"Nebbiolo" is named for the Italian word, "nebbia", which means "fog", in Italian and rightfully so since there is generally a lot of fog in the foothills of Piedmont during harvest.
Nebbiolo is a late-ripening variety that does best in a continental climate that boasts moderate summers and long autumns. In Piedmont, Nebbiolo is normally harvested in October.
Varietal character (Appellation America) | Nebbiolo on CellarTracker
Italy Italian Wines (ItalianMade.com, The Italian Trade Commission) | Italian Wine Guide on the WineDoctor
Piedmont Vignaioli Piemontesi (Italian only)
Langhe Consorzio di Tutela Barolo Barbaresco Alba Langhe e Roero | Union of Producers of Albese Wines (Albeisa)
The wines of Piedmont are noted as far back as Pliny's Natural History. Due to geographic and political isolation, Piedmont was without a natural port for most of its history, which made exportation treacherous and expensive. This left the Piedmontese with little incentive to expand production. Sixteenth-century records show a mere 14% of the Bassa Langa under vine -- most of that low-lying and farmed polyculturally. In the nineteenth century the Marchesa Falletti, a frenchwoman by birth, brought eonologist Louis Oudart from Champagne to create the first dry wines in Piemonte. Along with work in experimental vineyards at Castello Grinzane conducted by Camilo Cavour -- later Conte di Cavour, leader of the Risorgimento and first Prime Minister of Italy -- this was the birth of modern wine in the Piedmont.
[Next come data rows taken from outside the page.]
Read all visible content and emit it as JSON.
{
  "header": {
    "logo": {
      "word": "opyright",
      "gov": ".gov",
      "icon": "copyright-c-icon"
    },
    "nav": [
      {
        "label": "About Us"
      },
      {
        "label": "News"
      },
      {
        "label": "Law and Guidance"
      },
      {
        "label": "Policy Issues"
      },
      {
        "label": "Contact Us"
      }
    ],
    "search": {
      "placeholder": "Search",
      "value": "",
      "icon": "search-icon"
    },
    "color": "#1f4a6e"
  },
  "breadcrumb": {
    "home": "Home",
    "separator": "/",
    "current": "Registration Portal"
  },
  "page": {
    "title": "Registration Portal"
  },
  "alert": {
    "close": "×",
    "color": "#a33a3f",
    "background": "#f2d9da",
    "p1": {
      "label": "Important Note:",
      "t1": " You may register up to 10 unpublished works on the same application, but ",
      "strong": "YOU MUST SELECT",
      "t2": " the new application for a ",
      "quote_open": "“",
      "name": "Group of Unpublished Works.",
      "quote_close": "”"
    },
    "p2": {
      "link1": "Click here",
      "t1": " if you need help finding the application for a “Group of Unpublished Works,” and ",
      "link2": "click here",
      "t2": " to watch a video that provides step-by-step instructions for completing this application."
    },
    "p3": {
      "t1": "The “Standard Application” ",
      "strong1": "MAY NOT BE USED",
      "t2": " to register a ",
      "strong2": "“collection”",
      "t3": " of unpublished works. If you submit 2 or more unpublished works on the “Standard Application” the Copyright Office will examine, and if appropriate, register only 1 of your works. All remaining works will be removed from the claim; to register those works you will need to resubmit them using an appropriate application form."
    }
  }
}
At the heart of the region and her reputation are Alba and the Langhe Hills. This series of weathered outcroppings south of the Tanaro River is of maritime origin and composed mainly of limestone, sand and clay, known as terra bianca. In these soils -located mainly around the towns of Barolo and Barbaresco -- the ancient allobrogica, now Nebbiolo, achieves its renowned fineness and power.